Absinthe: perhaps no other spirit has held quite the attraction for writers that this green spirit has had. It is the spirit of writers, artists and vagabonds; perhaps this is why it is seldom called for in a bar. Sadly, if it is called for, it’s as often as not by someone looking to get drunk, or, in the parlance of our own enlightened times, when one wants “to get maggot”.
Taken with iced water or over lots of crushed ice, however, there’s something very refreshing about absinthe. It’s a little old-fashioned. It’s not a taste that someone new to drinking is going to like. Hell, drunk in this manner, you need to be a grown-up to like it.
That’s something old mate Harry Johnson knew back when he penned his Bartenders Manual in 1882 and included not one, not two, but four methods of preparing absinthe. We like his “Italian Style of Mixing Absinthe”, so named, because along with a pony of absinthe and ice is the addition of “anisette” and “2 or 3 dashes of maraschino” mixed with iced water; as Johnson wrote, “this is a very pleasant way of drinking absinthe, as it promotes the appetite”. And what’s more grown up than eating a good meal?
Something about it inspired Charles H. Baker Jr — whose prose was known to go on a bit — to devote a good three pages to it in his Gentleman’s Companion, as he painted an impressionistic vignette of his time in Saigon, where he tried it. He was quite taken with it, and gave a cautionary warning: “taken in steady doses over a considerable period of time, it does nibble the keen edge off the brain until a man becomes a sorry sort of thing; aimless, listless, and generally — shockingly — lacking.”
Frank Newman’s 1904 French-language book, American Bar, had an update on Johnson’s Parisian style. Newman’s Absinthe Chanteralla mixed equal parts absinthe and anise liqueur with cracked ice, frappe style. Newman also included a recipe for an Absinthe cocktail, little more than a half measure of absinthe, water, a couple of dashes of Angostura and a couple of drops of sugar syrup.
Ernest The Bull Hemingway vs Vincent “I can’t ‘ear you” Van Gogh
Who would win in a knife fight?
Both of these men died at their own hand. Both suffered from paranoia and delusions — though to be fair to Hem, when he thought the CIA was spying on him, he may have well been right. And they both had one drink in common: absinthe.
Of course, Hemingway was a hunter, survived two airplane crashes, fished big game fish, and generally liked to be in amongst it. You’d think a namby-pamby artist like Van Gogh would be the chum to Hemingway’s ruthless Great White. But don’t underestimate just how batshit crazy a lifetime of drinking low-grade absinthe — the only type a misunderstood artist could afford — might make you. Van Gogh had loads of it. And he was Dutch. They don’t mess about.

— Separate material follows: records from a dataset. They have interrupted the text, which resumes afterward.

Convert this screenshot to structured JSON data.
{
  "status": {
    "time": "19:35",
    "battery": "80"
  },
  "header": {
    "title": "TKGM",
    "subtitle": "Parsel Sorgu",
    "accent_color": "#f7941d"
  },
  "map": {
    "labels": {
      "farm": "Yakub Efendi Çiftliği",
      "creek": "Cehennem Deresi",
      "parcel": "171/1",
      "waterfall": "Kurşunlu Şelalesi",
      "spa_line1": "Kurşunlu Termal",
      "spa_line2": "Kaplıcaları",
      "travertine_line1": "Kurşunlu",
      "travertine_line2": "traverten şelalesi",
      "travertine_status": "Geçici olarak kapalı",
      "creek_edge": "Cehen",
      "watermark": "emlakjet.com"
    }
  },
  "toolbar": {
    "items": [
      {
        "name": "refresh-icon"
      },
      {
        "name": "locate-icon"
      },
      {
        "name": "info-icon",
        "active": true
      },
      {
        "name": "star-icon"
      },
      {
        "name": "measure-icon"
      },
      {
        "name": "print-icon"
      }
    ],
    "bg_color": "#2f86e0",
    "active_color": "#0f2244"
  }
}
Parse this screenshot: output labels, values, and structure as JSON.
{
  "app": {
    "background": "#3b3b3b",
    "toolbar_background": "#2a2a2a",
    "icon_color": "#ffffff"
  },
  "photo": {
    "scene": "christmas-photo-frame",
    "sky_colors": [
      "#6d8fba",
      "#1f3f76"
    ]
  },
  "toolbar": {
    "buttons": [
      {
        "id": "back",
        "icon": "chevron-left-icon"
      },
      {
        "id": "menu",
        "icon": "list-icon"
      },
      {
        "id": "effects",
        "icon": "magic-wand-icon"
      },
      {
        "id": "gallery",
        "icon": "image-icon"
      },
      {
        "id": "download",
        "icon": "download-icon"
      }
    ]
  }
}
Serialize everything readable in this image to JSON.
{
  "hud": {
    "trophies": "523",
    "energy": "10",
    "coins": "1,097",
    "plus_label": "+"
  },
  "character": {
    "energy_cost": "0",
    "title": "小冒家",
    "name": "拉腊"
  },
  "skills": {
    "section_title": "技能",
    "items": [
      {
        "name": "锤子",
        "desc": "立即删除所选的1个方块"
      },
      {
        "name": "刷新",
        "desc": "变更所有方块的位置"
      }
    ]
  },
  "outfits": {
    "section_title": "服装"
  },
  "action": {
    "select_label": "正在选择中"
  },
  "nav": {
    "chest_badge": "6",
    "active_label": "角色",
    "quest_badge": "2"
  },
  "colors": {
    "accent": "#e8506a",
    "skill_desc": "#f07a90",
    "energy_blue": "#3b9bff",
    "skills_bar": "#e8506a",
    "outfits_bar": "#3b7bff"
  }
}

Result? We reckon a points decision to Van Gogh. If you’re crazy enough to cut off your own ear, then you’re probably crazy enough to get to Hem. And, let’s face, if it’s after midday Papa’s probably seven Papa Dobles deep.
Tasting Panel: click to enlarge the image below